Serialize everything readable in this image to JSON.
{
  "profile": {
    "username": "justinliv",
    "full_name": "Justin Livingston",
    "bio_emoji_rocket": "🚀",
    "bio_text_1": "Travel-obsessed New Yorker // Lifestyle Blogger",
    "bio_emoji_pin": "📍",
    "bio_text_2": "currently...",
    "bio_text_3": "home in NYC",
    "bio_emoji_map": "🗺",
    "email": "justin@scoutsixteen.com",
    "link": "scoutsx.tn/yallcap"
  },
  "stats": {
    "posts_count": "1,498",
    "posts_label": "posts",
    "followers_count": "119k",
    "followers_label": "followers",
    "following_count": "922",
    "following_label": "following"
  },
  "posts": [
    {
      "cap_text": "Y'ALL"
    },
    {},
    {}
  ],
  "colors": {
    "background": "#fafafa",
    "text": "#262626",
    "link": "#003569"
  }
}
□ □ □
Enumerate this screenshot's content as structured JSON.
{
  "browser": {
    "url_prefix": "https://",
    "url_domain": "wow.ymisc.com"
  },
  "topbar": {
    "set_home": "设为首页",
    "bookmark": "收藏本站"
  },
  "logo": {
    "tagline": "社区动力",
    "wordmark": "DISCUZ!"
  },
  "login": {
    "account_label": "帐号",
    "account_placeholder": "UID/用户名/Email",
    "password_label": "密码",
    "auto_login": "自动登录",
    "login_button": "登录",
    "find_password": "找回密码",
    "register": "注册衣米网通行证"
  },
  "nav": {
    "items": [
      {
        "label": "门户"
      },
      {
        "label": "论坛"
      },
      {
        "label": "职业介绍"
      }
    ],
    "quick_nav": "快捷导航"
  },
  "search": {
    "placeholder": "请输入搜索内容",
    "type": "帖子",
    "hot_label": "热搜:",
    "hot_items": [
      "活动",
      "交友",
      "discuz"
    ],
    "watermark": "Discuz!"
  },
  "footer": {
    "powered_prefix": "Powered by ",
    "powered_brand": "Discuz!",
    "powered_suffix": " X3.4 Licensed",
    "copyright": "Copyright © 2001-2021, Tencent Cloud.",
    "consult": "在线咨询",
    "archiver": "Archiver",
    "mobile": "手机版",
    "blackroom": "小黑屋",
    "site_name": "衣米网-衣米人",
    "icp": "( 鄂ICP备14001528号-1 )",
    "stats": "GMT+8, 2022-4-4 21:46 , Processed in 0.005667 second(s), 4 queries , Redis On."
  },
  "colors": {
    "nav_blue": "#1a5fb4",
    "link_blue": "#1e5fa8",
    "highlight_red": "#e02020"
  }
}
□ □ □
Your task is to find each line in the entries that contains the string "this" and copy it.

* [Answer box]
Serialize everything readable in this image to JSON.
Enumerate this screenshot's content as structured JSON.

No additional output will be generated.